However, a great deal remained to be done because German reinforcements were setting out for Normandy. These were the stakes in the Battle of Normandy which began in earnest on 7 June 1944. As the gateway to the D-Day beaches, Bayeux is an essential place to stop on the way to visit the places of memory in Normandy. One of several Second World War cemeteries, the British military cemetery in Bayeux can be visited as an extension of a visit to the Memorial Museum of the Battle of Normandy close by.
At 6 a.m. on 6 June 1944 the landing craft were launched for the assault on the Normandy beaches. Five code names – Utah, Omaha, Gold, Juno and Sword – designated five sections of the Normandy coast, between Saint-Martin-de-Varreville [Cotentin] and Ouistreham [Calvados].
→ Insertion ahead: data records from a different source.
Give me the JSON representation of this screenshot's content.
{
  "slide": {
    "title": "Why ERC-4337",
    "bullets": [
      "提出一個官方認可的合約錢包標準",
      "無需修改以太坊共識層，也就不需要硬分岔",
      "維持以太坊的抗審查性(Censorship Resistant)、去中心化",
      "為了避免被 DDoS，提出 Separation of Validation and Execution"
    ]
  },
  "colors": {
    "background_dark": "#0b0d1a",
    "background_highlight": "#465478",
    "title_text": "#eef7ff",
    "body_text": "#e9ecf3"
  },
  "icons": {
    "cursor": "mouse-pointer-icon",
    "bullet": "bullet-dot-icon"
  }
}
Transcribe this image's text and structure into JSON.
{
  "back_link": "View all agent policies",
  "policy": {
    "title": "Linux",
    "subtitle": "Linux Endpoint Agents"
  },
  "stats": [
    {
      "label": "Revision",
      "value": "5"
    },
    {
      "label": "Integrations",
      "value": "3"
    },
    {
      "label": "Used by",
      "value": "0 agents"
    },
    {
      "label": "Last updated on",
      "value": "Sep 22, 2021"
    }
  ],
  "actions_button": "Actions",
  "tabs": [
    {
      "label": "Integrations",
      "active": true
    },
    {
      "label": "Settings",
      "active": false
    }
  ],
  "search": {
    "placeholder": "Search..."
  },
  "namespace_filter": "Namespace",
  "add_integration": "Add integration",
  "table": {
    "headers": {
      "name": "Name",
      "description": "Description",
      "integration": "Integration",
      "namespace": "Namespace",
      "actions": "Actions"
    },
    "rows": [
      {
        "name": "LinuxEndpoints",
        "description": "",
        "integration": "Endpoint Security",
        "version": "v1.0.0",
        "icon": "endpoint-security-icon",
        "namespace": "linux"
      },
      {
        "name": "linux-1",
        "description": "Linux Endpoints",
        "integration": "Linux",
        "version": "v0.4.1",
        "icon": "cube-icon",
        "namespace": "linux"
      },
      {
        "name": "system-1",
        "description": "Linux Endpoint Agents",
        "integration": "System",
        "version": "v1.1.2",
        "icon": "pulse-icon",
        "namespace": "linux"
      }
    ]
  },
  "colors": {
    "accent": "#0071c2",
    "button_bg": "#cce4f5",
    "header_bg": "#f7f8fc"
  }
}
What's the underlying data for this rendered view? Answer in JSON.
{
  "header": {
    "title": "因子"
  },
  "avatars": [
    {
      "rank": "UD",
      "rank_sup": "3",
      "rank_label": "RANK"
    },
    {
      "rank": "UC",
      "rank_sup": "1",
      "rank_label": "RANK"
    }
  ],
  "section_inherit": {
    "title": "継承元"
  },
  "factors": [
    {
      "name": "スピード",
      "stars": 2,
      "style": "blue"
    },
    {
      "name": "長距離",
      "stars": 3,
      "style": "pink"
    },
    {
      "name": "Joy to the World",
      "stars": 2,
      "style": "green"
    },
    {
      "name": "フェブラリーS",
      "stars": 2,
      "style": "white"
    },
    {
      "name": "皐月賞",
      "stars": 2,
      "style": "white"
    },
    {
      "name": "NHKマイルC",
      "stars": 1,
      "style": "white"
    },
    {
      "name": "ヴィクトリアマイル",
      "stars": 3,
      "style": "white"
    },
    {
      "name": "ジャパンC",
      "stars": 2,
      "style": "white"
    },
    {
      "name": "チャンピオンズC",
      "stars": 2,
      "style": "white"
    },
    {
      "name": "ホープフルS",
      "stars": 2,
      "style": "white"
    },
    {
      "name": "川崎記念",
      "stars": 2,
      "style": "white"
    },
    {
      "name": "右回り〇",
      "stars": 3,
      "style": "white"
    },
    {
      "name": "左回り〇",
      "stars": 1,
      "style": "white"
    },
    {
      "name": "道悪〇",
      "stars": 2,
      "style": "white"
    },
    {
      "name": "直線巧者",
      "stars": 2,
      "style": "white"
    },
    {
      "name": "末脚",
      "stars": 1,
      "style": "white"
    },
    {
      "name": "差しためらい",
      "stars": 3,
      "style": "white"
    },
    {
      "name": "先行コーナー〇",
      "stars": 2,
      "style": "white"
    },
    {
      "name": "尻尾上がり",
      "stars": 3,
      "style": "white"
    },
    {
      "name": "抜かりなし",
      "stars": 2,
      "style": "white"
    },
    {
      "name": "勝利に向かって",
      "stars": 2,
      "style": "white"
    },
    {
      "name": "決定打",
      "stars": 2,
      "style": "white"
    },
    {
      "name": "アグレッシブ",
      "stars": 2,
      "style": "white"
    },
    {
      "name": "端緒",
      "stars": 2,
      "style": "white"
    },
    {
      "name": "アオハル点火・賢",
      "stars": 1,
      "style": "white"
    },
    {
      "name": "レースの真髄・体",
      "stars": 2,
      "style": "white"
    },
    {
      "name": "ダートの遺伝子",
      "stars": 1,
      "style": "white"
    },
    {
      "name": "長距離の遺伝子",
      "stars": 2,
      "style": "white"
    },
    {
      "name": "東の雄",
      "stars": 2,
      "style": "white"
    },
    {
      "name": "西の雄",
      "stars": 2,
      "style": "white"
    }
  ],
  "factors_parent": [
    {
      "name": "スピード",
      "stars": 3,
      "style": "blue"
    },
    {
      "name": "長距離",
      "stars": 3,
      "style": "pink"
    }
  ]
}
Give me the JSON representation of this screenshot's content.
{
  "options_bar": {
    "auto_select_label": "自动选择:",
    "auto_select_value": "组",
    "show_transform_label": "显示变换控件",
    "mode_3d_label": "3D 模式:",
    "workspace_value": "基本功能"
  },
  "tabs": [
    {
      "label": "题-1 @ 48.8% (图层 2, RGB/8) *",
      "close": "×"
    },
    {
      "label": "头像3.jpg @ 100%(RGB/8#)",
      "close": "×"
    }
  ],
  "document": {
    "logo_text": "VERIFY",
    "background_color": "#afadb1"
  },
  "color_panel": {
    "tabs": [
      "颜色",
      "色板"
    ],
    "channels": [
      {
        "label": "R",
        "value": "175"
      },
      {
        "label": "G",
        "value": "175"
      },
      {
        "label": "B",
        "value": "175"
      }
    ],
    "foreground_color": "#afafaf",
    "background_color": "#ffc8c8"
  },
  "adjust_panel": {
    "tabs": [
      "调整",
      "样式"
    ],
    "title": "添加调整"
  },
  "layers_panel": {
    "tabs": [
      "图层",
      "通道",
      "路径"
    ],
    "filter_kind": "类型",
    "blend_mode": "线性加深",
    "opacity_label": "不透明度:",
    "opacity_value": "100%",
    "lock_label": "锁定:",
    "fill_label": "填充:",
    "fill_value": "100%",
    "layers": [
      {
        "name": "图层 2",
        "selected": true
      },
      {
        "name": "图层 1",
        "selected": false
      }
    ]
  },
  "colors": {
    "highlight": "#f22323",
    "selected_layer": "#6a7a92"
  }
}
At least 100,000 soldiers lost their lives in Normandy. In many cases the families had their bodies returned to their native countries but many are buried in the 27 military cemeteries in Normandy.
In Bayeux today the name “Liberty Alley” connects the town’s places of memory where contemporary history is featured in the Memorial Museum of the Battle of Normandy, the largest of the British military cemeteries and the War Reporters’ Memorial garden.
Normandy was the theatre of operations for the liberation of Europe in 1944. Its historic sites, museums and cemeteries make it an open-air history book that visitors interested in remembrance tourism can discover.